criteria will be included in this protocol.
Subjects should be able to sustain attention to the task over 10 minutes.
All volunteers should have no history of neurological and psychiatric illness.
Volunteers with history of severe alcohol or drug abuse, psychiatric illness like severe
depression, poor motivational capacity, or severe language disturbances, particularly of
receptive nature or with serious cognitive deficits (defined as equivalent to a
mini-mental state exam score of 23 or less).
Volunteers with severe uncontrolled medical problems (e.g. cardiovascular disease, severe
rheumatoid arthritis, active joint deformity of arthritic origin, active cancer or renal
disease, any kind of end-stage pulmonary or cardiovascular disease, or a deteriorated
condition due to age, uncontrolled epilepsy or others).
Volunteers with increased intracranial pressure (as evaluated by clinical examination).
Volunteers with unstable cardiac arrhythmia.
Volunteers with history of hyperthyroidism or individuals receiving drugs acting primarily
on the central nervous system.
Volunteers with more than moderate to severe microangiopathy (as assessed by multiple

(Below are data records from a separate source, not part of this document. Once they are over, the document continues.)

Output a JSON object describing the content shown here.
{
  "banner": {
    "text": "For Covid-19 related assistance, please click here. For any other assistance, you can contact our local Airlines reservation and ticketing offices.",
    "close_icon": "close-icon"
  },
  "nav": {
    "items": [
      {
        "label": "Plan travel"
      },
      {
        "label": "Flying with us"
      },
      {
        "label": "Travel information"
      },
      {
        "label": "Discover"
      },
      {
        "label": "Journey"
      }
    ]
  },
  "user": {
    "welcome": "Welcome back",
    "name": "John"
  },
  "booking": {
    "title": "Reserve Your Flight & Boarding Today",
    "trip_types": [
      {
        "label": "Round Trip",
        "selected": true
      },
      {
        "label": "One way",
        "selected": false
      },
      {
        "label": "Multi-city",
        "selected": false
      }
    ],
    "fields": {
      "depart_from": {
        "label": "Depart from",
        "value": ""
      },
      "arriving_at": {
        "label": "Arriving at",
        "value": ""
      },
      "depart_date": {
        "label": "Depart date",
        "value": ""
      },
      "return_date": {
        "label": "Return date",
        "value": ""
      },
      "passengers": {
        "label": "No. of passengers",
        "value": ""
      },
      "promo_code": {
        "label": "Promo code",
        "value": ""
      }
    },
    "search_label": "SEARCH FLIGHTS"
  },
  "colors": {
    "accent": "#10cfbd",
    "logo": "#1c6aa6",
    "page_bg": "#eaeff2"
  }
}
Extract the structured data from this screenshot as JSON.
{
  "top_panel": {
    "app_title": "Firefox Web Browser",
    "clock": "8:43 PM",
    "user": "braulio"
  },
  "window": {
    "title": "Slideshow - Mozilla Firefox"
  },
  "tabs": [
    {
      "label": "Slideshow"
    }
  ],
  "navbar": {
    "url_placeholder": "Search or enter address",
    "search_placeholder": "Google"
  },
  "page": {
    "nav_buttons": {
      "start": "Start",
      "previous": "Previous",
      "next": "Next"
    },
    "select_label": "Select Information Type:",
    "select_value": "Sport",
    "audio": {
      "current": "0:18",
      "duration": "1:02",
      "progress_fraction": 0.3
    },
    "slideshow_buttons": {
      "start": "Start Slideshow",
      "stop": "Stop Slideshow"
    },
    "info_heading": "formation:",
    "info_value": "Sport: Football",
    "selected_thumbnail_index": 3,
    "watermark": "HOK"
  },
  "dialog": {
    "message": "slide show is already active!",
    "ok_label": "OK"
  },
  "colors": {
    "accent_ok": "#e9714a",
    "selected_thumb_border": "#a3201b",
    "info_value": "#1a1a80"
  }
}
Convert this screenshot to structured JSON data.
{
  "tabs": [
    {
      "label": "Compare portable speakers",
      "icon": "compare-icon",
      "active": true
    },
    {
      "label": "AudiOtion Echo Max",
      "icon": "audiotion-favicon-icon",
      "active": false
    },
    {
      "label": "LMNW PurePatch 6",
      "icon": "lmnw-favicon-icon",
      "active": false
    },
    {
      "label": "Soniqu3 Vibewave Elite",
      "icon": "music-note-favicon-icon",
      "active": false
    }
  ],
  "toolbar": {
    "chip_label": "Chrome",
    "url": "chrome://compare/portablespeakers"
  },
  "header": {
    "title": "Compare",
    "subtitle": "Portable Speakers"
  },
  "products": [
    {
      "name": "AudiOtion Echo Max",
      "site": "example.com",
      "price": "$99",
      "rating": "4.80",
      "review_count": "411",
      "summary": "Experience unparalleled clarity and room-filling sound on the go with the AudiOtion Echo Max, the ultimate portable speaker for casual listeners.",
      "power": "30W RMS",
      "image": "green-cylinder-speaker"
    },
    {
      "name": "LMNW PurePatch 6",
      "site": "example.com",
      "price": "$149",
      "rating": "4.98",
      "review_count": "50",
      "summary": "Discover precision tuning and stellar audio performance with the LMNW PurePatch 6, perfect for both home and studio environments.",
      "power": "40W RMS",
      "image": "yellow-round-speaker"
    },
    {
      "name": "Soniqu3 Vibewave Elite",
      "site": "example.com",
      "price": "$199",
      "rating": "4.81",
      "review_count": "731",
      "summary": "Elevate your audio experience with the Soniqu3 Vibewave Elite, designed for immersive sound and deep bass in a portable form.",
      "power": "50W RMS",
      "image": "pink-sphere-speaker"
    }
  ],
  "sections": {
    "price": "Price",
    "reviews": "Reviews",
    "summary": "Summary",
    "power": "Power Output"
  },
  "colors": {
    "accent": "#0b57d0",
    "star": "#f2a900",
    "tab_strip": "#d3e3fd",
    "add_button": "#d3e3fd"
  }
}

peri-ventricular T2 hyperintensity on the pre-experimental anatomical MRI), polyneuropathy
(as assessed by clinical examination), diabetes mellitus (medical record), or ischemic
peripheral disease (as assessed by clinical examination).
Volunteers who are on medication with the potential to influence nervous system function,
who have a history of surgery with metallic implants or a known history of metallic
particles in the eye, a cardiac pacemaker, intracardiac lines, neural stimulators,
Volunteers who are pregnant.
Volunteers with significant visual loss/deficits.
Volunteers with MRI contraindications.
Volunteers with impaired sensation or neuropathy of the hand.